On Thursday, the FTSE 100 closed down 217 points, representing a decline of 3.15% - one of the biggest falls on a closing basis the index has seen since the Brexit vote on 24 June 2016 – wiping £56 billion worth of value from the companies that comprise index.
Brexit uncertainty weighs heavy on UK stocks
A fresh sell-off of global equities amid fears of a global economic slowdown has intensified UK investors negative sentiment as Brexit uncertainty continues weigh heavy on traders’ minds, with the UK Prime Minister Theresa May increasingly unlikely to have her deal approved parliament.
This summer, UK stocks reached a record high pushing the FTSE 100 up to 7859 levels as investors piled in to take advantage of a weaker pound.
However, despite the massive declines in stock prices witnessed over the last two days, the FTSE 100 Total Return Index, which measures the total return on a capital performance and dividend basis – is up by around 90% since the end of 1999.
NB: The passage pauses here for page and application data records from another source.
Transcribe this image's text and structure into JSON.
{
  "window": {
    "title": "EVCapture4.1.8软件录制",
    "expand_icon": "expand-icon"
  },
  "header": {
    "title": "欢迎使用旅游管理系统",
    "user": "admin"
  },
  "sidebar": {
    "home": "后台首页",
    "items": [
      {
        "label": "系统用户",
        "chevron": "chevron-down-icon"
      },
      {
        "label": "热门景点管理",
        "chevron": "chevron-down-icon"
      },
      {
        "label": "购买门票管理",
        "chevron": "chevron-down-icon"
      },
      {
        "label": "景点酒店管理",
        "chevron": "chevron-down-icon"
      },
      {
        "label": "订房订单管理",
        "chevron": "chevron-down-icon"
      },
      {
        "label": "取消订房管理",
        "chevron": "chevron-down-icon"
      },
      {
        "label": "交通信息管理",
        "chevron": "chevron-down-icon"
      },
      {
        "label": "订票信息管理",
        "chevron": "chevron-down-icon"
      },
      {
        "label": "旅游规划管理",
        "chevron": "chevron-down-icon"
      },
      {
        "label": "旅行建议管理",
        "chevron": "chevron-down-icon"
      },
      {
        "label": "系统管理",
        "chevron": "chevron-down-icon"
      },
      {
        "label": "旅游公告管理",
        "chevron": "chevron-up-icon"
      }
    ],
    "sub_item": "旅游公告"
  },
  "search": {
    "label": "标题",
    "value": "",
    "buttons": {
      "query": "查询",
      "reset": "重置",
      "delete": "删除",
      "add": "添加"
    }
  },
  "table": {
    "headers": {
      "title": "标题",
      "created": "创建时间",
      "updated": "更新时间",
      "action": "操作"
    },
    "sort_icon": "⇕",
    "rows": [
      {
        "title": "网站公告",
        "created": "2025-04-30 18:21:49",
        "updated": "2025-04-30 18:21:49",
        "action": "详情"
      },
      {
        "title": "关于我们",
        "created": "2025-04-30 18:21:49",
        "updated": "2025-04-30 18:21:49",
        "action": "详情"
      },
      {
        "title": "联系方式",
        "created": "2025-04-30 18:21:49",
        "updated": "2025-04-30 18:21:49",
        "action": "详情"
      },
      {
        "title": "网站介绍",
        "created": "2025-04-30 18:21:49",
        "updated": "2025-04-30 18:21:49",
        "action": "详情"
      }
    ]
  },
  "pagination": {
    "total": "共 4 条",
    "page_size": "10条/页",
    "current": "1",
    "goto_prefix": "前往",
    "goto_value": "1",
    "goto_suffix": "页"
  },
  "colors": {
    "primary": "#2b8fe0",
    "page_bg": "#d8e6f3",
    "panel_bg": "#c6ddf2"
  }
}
‘It’s tempting to conclude the stock market has gone sideways,' Laith Khalaf, senior analyst at Hargreaves Lansdown, said in a note. ‘That’s because the headline FTSE 100 index ignores dividends paid by U.K. companies, which are a huge source of the total return payable to investors.’
European stock markets see similar declines
European equities couldn’t avoid the global sell-off either, with the pan-European Stoxx 600 index falling by more than 3.3% and Germany’s Dax down 3.48% on Thursday.
Investors in European stocks also felt the pang of slowing growth, depressed oil prices and rising US-China trade tensions after Huawei CFO Meng Wanzhou was arrested in Canada and faces extradition to the US. The news precipitated the Dow Jones index to slide 700 points on Thursday morning.